Provided entries:
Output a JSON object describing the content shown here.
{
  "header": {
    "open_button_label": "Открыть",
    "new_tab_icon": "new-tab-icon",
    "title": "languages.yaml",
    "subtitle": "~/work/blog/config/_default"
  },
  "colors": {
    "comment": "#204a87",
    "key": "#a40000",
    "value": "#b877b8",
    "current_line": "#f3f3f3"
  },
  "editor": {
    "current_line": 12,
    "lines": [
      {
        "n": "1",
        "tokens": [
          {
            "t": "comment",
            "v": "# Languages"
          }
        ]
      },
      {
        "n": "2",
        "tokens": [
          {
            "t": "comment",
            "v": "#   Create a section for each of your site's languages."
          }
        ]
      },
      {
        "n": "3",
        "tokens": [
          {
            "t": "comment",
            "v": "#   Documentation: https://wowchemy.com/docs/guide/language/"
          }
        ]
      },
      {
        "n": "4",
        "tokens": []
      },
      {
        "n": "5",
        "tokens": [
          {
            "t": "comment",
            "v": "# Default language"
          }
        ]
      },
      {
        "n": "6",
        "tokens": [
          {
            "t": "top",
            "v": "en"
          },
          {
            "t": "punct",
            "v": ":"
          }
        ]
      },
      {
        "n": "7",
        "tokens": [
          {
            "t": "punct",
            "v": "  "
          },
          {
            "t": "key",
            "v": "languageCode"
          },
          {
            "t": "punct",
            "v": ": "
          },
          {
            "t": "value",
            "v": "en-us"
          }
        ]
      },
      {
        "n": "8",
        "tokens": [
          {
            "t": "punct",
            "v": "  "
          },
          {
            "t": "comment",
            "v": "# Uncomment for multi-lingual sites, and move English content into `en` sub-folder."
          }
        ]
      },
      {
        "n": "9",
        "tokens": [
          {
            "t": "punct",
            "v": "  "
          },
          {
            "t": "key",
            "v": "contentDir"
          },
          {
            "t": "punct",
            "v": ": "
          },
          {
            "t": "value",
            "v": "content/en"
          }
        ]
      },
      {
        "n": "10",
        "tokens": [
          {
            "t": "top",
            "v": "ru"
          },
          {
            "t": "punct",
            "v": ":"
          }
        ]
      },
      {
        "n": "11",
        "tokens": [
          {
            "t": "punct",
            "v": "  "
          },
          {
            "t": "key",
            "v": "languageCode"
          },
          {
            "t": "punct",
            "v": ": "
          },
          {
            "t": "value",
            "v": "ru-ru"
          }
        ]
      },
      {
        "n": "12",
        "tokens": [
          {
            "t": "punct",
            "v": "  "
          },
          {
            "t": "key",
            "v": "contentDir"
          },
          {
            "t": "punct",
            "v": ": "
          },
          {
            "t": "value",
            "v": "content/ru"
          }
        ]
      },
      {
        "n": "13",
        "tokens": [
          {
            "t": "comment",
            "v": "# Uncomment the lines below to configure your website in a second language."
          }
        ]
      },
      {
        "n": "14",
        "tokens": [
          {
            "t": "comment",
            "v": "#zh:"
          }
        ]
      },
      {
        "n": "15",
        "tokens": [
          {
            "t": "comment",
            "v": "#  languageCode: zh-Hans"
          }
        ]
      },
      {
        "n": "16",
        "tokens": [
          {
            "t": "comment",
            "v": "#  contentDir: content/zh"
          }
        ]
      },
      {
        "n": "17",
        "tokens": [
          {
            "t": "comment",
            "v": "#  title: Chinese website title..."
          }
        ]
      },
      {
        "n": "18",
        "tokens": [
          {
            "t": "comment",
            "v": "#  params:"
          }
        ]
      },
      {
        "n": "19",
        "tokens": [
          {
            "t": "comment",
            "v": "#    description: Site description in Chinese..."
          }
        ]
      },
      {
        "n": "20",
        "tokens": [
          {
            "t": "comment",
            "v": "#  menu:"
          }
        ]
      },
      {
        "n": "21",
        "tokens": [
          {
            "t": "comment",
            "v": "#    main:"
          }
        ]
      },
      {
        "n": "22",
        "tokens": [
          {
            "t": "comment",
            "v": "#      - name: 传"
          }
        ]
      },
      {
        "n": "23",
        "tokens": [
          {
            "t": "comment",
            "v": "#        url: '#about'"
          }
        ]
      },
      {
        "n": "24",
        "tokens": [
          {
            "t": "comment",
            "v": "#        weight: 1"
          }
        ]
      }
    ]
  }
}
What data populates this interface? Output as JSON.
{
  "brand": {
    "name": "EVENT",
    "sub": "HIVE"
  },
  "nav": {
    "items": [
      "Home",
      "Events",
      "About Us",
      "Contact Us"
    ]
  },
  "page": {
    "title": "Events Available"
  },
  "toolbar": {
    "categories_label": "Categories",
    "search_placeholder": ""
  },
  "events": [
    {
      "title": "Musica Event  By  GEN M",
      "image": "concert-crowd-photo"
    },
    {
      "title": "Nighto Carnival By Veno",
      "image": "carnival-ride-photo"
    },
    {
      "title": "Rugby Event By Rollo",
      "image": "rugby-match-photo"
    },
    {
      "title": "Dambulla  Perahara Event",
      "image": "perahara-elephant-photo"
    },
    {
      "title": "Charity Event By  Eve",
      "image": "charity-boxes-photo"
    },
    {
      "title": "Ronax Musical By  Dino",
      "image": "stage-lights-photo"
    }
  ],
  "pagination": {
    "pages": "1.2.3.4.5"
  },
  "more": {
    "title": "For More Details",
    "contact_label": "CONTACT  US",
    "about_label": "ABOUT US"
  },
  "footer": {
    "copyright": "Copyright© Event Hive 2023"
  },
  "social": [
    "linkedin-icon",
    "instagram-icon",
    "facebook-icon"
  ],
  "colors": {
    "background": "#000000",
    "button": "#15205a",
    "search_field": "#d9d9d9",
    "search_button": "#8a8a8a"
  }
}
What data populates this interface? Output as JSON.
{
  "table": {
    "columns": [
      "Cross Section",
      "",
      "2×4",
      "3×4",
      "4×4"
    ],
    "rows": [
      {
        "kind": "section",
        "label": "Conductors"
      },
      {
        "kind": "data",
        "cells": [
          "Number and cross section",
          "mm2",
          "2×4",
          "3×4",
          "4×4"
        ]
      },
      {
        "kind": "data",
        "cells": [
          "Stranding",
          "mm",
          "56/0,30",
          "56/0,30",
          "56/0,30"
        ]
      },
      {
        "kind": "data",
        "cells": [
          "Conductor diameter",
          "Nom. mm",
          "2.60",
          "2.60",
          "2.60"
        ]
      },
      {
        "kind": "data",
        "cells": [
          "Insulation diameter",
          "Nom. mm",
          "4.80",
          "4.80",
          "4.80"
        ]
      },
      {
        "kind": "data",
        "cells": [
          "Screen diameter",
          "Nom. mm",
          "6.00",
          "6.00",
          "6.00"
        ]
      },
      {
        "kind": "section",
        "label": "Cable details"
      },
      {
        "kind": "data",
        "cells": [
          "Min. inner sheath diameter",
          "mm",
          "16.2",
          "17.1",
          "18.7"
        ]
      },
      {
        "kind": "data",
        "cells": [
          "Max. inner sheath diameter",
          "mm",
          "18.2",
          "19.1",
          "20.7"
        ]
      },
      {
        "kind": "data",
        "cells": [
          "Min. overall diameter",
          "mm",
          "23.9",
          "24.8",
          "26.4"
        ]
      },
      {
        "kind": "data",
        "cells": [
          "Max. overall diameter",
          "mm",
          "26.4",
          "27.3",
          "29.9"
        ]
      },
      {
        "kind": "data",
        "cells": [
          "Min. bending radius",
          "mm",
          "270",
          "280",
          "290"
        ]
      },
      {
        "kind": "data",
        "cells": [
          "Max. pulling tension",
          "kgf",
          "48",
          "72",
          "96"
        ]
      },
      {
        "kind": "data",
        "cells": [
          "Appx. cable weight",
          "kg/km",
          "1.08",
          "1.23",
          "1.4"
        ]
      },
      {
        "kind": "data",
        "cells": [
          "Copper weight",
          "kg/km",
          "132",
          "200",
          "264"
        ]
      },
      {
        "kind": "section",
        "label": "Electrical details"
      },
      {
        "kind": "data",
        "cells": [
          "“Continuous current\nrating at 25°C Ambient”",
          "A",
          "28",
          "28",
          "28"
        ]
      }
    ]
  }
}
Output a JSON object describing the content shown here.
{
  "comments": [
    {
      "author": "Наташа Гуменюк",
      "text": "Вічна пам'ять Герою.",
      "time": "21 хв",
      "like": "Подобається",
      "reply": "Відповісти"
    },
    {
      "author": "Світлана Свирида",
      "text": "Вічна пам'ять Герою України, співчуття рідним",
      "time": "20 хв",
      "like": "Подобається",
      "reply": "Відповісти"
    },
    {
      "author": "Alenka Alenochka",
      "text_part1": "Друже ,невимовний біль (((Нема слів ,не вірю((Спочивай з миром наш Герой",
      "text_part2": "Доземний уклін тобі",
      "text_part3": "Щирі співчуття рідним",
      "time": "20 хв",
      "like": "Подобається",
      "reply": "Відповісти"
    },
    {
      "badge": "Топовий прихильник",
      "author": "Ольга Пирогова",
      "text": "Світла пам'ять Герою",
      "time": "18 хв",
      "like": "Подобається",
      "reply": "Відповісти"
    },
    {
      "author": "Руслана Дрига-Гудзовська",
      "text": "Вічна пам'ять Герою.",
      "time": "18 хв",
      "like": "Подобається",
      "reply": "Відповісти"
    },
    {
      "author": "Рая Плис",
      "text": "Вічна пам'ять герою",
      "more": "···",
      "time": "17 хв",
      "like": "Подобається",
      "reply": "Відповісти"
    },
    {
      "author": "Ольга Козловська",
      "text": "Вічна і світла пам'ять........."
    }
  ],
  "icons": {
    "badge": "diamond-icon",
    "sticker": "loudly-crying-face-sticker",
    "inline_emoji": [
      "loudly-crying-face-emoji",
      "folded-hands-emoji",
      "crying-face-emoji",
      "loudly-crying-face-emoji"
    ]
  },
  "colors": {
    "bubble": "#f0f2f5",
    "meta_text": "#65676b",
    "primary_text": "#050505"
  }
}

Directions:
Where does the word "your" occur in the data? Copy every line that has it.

Finished exercise:
            "v": "#   Create a section for each of your site's languages."
            "v": "# Uncomment the lines below to configure your website in a second language."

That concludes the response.